Donny Sobnosky

If you have never heard of Slamdance, it’s a film festival in New York that showcases independent movies. In recent years, it has also started showcasing independently made video games.

Slamdance is somewhat known for featuring movies that tend to be too racy for mainstream film festivals. Never in the history of the festival has a film been pulled due to controversy. So what would it take to be the first video game in the festival to be pulled?

How about making a game called “Super Columbine Massacre RPG!”

In this game, the player assumes the roles of Eric Harris and Dylan Klebold on the morning of April 20, 1999. The game’s main characters are known for shooting up their Littleton, Colo. high school. The game follows the real time progression of the tragic event, including the boys’ own suicides.

The fact that the point of the game is to run around the school and shoot your classmates and teachers to recreate a real-life tragedy is disturbing. Equally disturbing is that the game uses exact texts from Harris’ and Klebold’s diaries and self-made video tapes right before the killings to ‘motivate’ the player into progressing further in the game – and by progressing further I mean killing more students.

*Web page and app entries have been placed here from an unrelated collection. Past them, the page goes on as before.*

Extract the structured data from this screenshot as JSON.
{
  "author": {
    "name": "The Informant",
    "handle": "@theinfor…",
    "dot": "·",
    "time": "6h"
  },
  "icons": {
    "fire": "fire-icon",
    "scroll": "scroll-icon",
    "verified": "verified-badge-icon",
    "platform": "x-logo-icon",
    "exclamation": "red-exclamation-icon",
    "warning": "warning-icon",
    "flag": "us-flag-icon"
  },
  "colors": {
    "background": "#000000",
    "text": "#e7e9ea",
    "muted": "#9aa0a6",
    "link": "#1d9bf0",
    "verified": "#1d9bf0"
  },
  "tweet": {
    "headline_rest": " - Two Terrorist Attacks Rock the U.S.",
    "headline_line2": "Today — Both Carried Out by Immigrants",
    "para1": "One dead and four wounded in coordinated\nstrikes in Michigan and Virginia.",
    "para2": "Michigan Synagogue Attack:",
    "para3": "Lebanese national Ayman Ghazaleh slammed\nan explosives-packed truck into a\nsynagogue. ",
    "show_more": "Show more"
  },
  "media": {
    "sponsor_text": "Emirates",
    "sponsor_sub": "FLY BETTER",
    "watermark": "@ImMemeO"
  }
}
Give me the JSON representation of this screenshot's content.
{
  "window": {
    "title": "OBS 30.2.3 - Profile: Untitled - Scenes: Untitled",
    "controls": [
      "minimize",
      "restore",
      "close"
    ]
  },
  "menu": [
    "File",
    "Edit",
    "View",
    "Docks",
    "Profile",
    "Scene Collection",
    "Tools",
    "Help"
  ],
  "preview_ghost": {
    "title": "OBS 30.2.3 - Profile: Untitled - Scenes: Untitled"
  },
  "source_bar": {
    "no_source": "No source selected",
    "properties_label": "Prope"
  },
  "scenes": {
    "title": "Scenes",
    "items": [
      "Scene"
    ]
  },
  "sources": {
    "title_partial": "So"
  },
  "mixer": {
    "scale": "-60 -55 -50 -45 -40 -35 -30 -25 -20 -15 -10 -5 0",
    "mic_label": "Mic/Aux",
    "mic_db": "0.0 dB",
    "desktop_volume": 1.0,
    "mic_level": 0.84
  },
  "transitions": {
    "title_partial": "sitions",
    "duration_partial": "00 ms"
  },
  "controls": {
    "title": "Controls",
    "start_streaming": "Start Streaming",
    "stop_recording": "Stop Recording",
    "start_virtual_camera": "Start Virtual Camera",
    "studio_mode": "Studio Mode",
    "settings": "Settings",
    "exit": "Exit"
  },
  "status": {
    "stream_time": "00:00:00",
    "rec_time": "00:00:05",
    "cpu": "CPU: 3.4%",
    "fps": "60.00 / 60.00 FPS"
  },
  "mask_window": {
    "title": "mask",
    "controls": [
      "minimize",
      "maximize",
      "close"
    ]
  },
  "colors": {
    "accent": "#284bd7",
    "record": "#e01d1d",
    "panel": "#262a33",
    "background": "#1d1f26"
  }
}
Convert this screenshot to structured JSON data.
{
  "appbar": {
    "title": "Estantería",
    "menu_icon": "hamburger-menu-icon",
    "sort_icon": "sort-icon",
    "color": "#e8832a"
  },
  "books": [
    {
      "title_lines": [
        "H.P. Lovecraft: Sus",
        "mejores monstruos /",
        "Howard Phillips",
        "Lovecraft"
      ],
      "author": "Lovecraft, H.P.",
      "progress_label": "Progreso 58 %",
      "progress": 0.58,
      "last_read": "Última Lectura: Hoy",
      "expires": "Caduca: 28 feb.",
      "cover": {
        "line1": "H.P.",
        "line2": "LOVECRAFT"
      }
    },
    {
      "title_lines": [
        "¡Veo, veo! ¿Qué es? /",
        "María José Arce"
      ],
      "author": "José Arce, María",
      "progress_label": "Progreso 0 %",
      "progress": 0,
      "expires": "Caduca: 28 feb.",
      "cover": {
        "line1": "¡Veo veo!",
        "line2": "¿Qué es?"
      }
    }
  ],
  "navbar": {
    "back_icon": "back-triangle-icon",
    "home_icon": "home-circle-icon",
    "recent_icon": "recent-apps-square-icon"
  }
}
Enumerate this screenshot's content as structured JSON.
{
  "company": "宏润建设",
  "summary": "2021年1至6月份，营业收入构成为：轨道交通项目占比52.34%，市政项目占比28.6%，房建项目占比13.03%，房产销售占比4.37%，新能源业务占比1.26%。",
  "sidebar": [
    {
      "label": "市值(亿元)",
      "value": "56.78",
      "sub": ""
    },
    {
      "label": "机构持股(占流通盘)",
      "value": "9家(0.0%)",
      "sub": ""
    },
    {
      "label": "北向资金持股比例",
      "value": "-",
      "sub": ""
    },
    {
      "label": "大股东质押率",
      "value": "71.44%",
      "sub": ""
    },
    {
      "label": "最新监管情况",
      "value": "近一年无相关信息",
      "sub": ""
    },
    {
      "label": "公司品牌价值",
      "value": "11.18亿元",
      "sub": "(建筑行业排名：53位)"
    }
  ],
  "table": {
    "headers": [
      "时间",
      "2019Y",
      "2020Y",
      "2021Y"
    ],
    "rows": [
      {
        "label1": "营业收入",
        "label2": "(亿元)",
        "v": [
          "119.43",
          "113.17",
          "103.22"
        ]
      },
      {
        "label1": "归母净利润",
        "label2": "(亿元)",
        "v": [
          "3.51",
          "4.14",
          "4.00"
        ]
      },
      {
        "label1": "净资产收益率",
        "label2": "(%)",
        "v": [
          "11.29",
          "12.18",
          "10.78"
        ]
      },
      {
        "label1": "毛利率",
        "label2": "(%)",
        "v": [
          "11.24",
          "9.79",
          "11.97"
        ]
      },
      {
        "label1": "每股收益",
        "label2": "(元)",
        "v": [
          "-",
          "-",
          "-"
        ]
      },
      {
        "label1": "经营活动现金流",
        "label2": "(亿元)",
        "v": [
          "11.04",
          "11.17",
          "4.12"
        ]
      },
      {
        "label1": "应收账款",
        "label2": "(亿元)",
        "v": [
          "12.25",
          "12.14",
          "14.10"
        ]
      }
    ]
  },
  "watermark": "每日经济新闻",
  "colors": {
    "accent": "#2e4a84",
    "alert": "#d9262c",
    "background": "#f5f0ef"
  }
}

Screen caps from the game look like they came from the Super Nintendo system, but the RPG is available for download as a PC game. The graphics are simple, but there’s no mistaking that what the player sees is a bathroom with dead, bloodied students lying next to the sink.

For lack of a better definition – that’s screwed-up.

We have “Super Columbine Massacre RPG!” creator Danny Ledonne to thank for this slap in America’s – and especially Littleton’s – face.

I’m not saying there should be a law to prevent this game from being made, just that people like Danny Ledonne should have the common decency to not do it. Just because you can, doesn’t mean you should.

Apparently the point of the game is to “make people confront Harris and Klebold’s actions in a more personal manner” Ledonne says.

Well I don’t really think reducing an event such as the Columbine shootings to a video game adventure is in the best taste.

When I’m playing “Grand Theft Auto: Vice City” I may participate in drive-by shootings, steal cars and beat up prostitutes to steal their money, but those events in fictional Vice City didn’t really happen. Those video games aren’t based on something that was on CNN for a week straight.

I am a big supporter of the video game industry and a firm believer that violent video games do not create homicidal rages. I’ve been playing violent video games for more than 10 years and I have no plans to shoot anyone. If anything, violent video games are healthy. They let you vent and work off aggression in a realistically non-violent way that doesn’t harm anyone.

I love video games, but this is too much.

Donny Sobnosky is a video and film programming major and columnist for the Daily Kent Stater. Contact him at [email protected].